*Description of the task*: Which of the lines below include "Textured"? Each one should be copied out.

*Data shown*:
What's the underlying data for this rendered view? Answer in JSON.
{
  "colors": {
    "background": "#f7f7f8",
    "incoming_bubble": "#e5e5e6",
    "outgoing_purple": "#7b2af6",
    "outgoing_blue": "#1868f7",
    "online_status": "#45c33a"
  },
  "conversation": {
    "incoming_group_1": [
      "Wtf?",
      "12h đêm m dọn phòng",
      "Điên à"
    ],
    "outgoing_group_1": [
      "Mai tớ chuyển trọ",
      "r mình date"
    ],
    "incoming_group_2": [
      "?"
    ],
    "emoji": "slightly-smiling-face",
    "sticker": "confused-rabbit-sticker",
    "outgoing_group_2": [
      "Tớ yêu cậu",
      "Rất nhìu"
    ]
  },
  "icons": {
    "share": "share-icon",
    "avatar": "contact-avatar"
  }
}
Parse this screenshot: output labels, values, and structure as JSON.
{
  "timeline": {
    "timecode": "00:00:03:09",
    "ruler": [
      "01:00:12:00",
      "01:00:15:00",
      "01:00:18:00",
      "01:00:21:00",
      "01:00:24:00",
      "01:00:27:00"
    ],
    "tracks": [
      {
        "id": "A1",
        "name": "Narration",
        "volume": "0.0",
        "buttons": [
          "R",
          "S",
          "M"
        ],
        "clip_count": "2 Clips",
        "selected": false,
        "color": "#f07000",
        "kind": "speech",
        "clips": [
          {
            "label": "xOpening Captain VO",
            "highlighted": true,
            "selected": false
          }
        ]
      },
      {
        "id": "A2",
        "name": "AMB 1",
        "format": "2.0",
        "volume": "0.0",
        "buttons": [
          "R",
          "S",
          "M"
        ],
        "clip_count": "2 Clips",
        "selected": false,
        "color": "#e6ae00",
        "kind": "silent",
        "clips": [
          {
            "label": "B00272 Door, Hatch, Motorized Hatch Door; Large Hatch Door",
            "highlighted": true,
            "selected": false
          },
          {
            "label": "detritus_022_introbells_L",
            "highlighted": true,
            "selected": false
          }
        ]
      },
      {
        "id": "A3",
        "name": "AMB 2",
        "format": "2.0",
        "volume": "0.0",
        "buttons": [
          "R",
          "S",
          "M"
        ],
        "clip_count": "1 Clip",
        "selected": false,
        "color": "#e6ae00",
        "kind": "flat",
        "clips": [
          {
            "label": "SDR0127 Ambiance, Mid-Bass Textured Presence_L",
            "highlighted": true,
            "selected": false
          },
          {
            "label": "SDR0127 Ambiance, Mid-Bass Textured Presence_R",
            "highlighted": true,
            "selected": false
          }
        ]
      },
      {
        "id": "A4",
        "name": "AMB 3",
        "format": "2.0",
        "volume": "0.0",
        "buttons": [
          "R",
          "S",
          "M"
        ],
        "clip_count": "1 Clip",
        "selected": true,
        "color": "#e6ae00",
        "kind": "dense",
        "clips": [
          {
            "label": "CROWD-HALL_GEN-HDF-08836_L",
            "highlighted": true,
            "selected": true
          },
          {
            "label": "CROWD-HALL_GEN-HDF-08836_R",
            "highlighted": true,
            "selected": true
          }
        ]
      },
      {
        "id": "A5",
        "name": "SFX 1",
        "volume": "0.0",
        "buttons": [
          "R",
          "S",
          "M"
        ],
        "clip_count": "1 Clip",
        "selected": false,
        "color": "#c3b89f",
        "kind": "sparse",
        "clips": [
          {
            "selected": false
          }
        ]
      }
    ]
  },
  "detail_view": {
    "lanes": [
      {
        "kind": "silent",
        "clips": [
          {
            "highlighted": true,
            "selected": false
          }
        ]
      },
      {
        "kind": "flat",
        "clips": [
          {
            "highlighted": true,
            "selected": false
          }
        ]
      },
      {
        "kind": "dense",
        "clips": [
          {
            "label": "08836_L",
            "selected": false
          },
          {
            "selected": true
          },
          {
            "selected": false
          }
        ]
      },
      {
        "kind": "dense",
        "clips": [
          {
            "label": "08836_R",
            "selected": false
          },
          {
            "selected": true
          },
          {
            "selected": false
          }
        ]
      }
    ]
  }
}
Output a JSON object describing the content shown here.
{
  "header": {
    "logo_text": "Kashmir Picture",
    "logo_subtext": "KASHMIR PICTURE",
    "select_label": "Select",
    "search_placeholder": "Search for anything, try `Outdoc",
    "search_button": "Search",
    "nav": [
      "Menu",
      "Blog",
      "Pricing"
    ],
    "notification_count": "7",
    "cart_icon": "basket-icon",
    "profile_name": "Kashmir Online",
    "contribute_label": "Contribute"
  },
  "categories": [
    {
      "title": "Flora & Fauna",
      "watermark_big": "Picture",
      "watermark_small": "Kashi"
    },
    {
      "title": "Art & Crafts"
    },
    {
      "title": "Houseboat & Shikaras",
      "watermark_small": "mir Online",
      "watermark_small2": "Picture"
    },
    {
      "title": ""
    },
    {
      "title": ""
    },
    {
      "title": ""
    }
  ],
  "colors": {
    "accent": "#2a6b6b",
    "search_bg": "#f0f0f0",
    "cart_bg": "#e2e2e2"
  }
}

*Task answer*:
            "label": "SDR0127 Ambiance, Mid-Bass Textured Presence_L",
            "label": "SDR0127 Ambiance, Mid-Bass Textured Presence_R",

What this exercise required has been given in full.